Potential government policies may reveal the nature of the bike-sharing business. After all, it’s not a good business, or an easy business.
Above all, competition in the Chinese online bike-sharing market has entered the stage of capital battle. Many analysts believe that 2017 will witness a couple M&A cases of online bike-sharing platforms. In fact, certain investors revealed that some entrepreneurs have already been looking for potential buyers.
Secondly, the need for share bikes is, after all, quite limited. An insider of traditional urban public bike renting system told TMTpost that only mega cities whose public transportation system (including subway and bus) has already been quite mature and whose need for last-mile transportation is obvious, such as Beijing, Shanghai and Guangzhou, can support the development of online bike-sharing platforms. Generally speaking, there are less than 100 cities across China that are fit for the development of shared bikes.
Thirdly, since online bike-sharing platforms lack proper experience in urban management and data operation, improper parking of shared bikes has become a headache for many cities, which has a huge negative impact on urban management and traffic. Therefore, government regulations are necessary to regulate urban environment. For example, Shanghai and Chengdu already came up with the idea of “settled parking pile”. After all, shared bikes are designed to facilitate urban transportation, ease traffic pressure, not the other way around.
“The government will only be stricter in regulating online bile-sharing platforms than online ride-sharing platforms,” the insider told TMTpost.
At last, government interference will certainly improve operation cost. Rumor has it that Shanghai municipal government has already been discussing the possibility of setting out industry standards and regulations, forcing online bike-sharing platforms to add GPS locks to shared bikes, discard shared-bikes after three years in service, return the deposit within a week, ensure the intact rate of shard bikes is no less than 95 per cent and set up a team of 50 maintenance personnel for every 10,000 shared bike, etc. All these standards and requirement will undoubtedly add the operation cost of shared bikes.
In addition, if the governments do require online bike-sharing platforms to specify parking piles to facilitate management, the flexibility of shared bikes will certainly drop. In this case, order volume might drop, while cost per bike may rise. Ultimately, the online bike-sharing business may no longer be a profitable business.
It is not difficult to draw the conclusion that only one to two platforms that can balance cost and return and continuously provide good user experience will survive the competition and laugh the last.

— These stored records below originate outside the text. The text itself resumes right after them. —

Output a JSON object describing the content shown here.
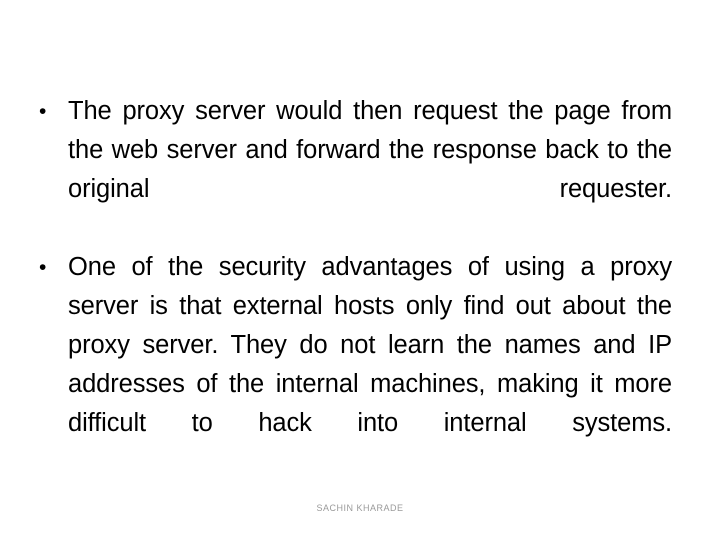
{
  "slide": {
    "background_color": "#ffffff",
    "text_color": "#000000",
    "bullets": [
      {
        "marker": "•",
        "text": "The proxy server would then request the page from the web server and forward the response back to the original requester."
      },
      {
        "marker": "•",
        "text_before_pair": "One of the",
        "nowrap_pair": "security advantages",
        "text_after_pair": "of using a proxy server is that external hosts only find out about the proxy server. They do not learn the names and IP addresses of the internal machines, making it more difficult to hack into internal systems."
      }
    ]
  },
  "footer": {
    "credit": "SACHIN KHARADE",
    "color": "#9a9a9a"
  }
}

“The Chinese online bike-sharing market will develop amidst regulations and through regulations,” Shao Dan, an engineer at Shanghai Urban Construction Management Institute, told TMTpost.
Compared to rising stars such as Mobike and ofo, traditional urban public bike renting service providers have richer experience and are more familiar with market operation and governments’ attitudes. Nobody can tell for sure if they will catch up and surpass those rising stars. For example, although Shouqi Limousine & Chauffeur is a late entrant, it soon catches up with Didi. Yet, Guo Jingjing, head of 700bike’s supply chain division, told TMTpost that few traditional bike manufacturers knew how to apply their R&D expertise to the urban bike renting market.
It is probable that one to two bike-sharing platforms will survive the competition, stand the last and turn to the Public-Private Partnership (PPP) model.
[The article is published and edited with authorization from the author @Han Pei, please note source and hyperlink when reproduce.]
Translated by Levin Feng (Senior Translator at PAGE TO PAGE), working for TMTpost.